By now, hopefully I've convinced you that Apple's (NASDAQ:AAPL) iWatch is on the way. If not, it certainly hasn't been for lack of trying.
In the past several months we've seen mounting evidence left and right that Apple intends to not only enter, but -- in my estimation -- also revolutionize the budding smartwatch industry later this year. However, just how significant a profit machine the iWatch could be for Apple remains open to debate. So as we head toward an action-packed second half for Apple, let's look at some numbers to at least try and gauge the iWatch's broader financial implications for Apple investors.
Step 1: How big will smartwatches become?
If financial assumptions aren't your thing, this article might not be for you. Thankfully market researcher and forecasting firm IDC has come to our rescue in our attempt to hang some hard numbers on the iWatch opportunity.
According to IDC, 2014 will be a breakout year for the smartwatch. By their calculations, the global market for wearable computers, a term they use to encompass other wearables like fitness bands as well as smartwatches, will reach 19.2 million this year.
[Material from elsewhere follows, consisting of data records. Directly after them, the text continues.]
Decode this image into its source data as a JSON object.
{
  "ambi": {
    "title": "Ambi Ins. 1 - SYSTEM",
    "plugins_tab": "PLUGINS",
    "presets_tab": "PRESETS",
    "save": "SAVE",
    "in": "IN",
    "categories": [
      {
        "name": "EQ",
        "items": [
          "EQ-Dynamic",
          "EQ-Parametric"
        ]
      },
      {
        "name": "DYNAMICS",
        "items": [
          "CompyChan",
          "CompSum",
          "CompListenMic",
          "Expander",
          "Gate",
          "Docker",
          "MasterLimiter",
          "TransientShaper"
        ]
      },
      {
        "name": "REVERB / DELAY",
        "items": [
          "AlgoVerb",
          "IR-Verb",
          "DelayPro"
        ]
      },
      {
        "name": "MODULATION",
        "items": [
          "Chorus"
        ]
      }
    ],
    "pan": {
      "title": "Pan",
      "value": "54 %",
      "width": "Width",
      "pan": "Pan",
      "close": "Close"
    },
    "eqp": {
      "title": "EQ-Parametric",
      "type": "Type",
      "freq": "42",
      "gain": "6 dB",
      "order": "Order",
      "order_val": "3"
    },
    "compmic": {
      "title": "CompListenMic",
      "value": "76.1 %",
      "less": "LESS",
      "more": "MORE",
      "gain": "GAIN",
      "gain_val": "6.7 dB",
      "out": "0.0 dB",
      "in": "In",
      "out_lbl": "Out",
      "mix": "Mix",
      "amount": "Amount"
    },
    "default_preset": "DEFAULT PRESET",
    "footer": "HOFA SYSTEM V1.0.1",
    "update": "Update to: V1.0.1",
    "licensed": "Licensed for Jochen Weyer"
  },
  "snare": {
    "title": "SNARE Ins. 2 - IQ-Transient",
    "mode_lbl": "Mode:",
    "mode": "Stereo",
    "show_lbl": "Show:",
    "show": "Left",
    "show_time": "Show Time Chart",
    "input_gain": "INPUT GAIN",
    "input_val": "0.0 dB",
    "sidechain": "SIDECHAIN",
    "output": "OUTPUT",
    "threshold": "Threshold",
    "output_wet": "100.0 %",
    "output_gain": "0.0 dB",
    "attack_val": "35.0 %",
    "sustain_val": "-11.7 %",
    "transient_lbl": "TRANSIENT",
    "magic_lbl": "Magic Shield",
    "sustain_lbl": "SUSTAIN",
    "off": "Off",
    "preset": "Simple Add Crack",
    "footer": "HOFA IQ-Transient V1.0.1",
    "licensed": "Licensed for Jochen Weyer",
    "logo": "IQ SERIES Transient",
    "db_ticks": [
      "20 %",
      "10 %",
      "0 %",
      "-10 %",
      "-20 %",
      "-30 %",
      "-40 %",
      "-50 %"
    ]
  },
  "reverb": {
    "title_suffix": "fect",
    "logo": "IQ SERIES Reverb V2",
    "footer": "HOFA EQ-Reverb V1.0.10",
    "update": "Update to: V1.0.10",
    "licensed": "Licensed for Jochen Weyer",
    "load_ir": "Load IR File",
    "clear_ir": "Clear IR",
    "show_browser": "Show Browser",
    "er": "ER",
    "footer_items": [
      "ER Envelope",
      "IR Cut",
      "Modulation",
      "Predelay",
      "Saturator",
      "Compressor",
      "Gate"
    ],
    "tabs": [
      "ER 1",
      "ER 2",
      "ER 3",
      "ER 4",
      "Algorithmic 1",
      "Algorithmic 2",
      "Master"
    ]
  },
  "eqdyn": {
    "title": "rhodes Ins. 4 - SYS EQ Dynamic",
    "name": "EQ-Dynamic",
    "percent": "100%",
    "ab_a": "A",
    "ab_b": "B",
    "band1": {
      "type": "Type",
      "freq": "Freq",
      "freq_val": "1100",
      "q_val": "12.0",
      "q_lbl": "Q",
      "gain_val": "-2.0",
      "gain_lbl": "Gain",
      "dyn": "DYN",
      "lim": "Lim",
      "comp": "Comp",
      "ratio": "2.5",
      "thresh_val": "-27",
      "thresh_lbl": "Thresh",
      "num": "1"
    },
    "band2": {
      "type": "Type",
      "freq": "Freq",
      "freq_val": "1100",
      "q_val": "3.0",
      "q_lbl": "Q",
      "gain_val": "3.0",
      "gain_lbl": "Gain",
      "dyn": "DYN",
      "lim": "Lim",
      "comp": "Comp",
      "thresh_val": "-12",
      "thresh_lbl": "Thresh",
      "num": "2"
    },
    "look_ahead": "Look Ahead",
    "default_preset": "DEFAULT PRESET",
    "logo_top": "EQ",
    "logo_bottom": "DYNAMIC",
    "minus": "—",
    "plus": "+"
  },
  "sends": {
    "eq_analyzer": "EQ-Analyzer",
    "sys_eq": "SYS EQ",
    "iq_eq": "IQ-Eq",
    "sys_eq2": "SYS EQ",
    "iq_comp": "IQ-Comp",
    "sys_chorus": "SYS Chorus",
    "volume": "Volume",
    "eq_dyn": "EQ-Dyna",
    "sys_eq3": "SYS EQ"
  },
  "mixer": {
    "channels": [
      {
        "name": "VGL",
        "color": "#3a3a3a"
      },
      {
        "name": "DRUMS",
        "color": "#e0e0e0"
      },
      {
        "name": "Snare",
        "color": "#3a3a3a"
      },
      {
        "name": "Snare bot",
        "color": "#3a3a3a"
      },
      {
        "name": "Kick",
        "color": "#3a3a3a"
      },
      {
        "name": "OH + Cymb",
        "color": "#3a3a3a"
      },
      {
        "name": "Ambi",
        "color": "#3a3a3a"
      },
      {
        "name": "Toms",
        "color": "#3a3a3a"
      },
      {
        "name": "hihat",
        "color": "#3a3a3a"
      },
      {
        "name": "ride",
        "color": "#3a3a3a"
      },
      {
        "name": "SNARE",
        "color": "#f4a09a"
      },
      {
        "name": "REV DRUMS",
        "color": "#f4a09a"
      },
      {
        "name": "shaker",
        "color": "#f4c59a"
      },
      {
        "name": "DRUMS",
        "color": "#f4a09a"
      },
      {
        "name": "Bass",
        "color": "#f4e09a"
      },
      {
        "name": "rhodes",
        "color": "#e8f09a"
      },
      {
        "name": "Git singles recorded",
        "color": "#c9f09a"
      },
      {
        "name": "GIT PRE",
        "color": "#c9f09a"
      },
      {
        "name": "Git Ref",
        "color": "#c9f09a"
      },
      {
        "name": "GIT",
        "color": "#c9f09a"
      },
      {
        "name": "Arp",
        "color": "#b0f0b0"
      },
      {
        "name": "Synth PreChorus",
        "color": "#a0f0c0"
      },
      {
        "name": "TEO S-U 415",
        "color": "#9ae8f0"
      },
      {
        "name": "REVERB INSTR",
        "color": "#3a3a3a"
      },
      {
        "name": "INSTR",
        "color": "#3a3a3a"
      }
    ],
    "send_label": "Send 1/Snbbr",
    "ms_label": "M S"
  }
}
Perhaps more importantly, this emerging gadget category will reach 111.9 million units shipped in 2018, good for an annual average growth rate between then and now of 78.4%.
As noted above, IDC lumps both lower-tech wearbles like Nike's Fuel Band and more advanced smartwatches like Apple's eventual iWatch into the same category here. However, there's plenty of reason to think that, especially as time goes on, the more advanced smartwatches will increasingly cannibalize their lower-end brethren as their various functionalities get integrated into smartwatches. Case in point, Nike already pre-empted this inevitability earlier this year when it announced it would stop producing the hardware for its highly popular FuelBand to focus exclusively on the software side of the thing.
So for simplicity's sake, we'll assume that these figures represent smartwatch shipments entirely. Again, not perfect, but enough to get some kind of plausible barometer for the size of the smartwatch market in which Apple will eventually operate.
Step 2: How much will the iWatch cost?
Ding, ding! Round 2 of assumptions coming your way. At present, higher-end smartwatches such as Samsung's Galaxy Gear 2 and Qualcomm's Toq smartwatches cost in the neighborhood of $249 to $299, and it's probably fair to assume that given Apple's penchant for high-end pricing it won't price its smartwatch much lower than this rage, so we'll go with $299 as a base case estimate.
Step 3: Estimate market share
Now, finally we need to get a handle on just how much of this smartwatch market Apple will be able to capture at our assumed price. There are a lot of ways to skin this cat.
Reports of Apple's initial build plans for 2014 alone claim the tech giant expects to ship between 10-15 million, so that could be a good starting point for year 2014 iWatch sales. Assuming Apple follows its usual playbook and makes the iWatch available in time for the holiday shopping season, this could generate between roughly $3 and $4.5 billion in Apple's FYQ1 2015. This would represent between 5-8% revenue growth in its first quarter alone. Looking at 2015 as a whole, BMO Capital Markets recently estimated that the iWatch would reach a 10% penetration rate for Apple's currently installed base of iPhones. Under this assumption, the iWatch would ship some 33.5 million devices in all of Apple's FY 2015, for a fresh revenue stream of $8.3 billion.
Switching to the long-term and IDC's estimate of 111.9 million units shipped in 2018, Apple's market share for other products at the time of their 5-year anniversary could prove instructive. For instance, Apple's iPhone was able to garner 18.7% of the global smartphone market in 2012. And although a pretty drastic assumption, this would yield only 20.9 million units shipped, well below BMO's 2015 estimates in the above paragraph.
Foolish bottom line
More than anything, I hope you've taken these figures with a healthy dose of skepticism as they're by no means a sure thing. At the same time, hopefully the logic driving some of these assumptions seems reasonable enough at least.
More importantly, if these numbers are to be believed, it would mean that the Apple iWatch would be massively overhyped, as it would only represent a drop in the bucket relative to Apple's already-massive sales base. This has been a key concern tempering investors' bullishness on Apple for some time. Ultimately, only time will tell whether or not these figures made even the slightest bit of sense. However, if they prove true, Apple investors might do well spending more time focused on Apple's still immense growth opportunity with the iPhone 6 instead.